- [YOUR ASSIGNMENT]: Using the records that follow, count the lines containing the word "Polygons" and give that number only.

---------- LISTED ENTRIES

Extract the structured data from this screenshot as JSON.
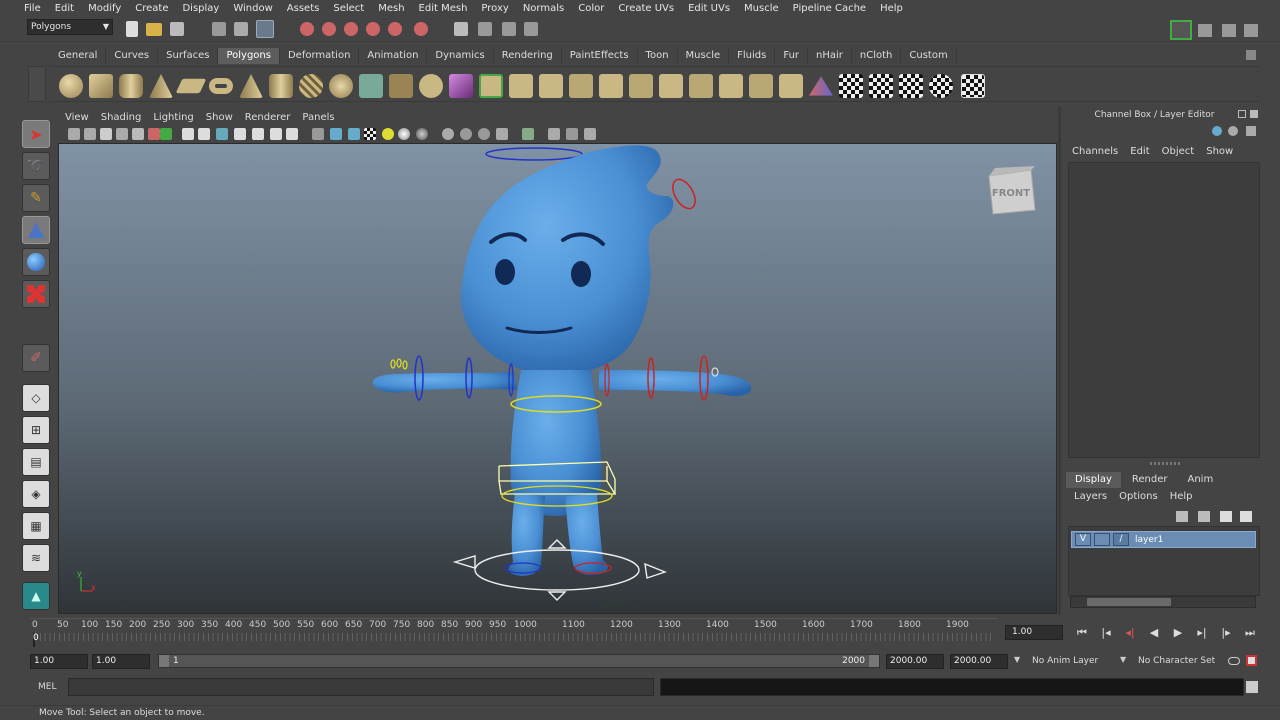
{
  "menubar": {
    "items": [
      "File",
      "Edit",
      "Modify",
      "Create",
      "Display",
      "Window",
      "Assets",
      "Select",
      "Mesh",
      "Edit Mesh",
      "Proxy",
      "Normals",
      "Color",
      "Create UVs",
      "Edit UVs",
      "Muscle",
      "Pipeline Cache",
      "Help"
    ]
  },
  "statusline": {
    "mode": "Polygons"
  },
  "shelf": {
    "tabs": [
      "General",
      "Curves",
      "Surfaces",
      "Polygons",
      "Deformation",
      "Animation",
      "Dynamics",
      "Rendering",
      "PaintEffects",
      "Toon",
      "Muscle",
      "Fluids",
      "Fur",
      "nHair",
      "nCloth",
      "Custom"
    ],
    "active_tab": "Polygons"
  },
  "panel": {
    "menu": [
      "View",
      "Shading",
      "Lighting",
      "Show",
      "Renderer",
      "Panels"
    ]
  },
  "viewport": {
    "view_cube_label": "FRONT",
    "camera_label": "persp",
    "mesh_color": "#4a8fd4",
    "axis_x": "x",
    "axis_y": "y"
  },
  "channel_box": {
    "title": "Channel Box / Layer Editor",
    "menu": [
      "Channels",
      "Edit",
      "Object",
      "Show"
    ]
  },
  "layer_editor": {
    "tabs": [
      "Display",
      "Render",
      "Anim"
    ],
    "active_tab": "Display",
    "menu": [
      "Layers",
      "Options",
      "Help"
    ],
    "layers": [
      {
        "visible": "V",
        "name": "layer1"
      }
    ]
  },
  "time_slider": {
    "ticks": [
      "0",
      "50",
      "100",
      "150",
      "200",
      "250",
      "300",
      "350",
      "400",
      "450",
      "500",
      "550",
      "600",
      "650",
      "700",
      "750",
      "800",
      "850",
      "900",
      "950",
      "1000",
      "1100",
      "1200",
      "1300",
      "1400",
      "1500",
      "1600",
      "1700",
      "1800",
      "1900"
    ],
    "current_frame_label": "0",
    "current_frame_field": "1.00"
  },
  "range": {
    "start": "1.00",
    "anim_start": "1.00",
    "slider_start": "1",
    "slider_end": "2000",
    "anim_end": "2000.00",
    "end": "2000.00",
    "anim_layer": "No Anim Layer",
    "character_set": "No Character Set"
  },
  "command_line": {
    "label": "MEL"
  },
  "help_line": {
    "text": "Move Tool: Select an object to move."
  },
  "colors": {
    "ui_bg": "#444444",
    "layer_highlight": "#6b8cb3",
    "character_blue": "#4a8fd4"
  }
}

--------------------

- [TASK ANSWER]: 3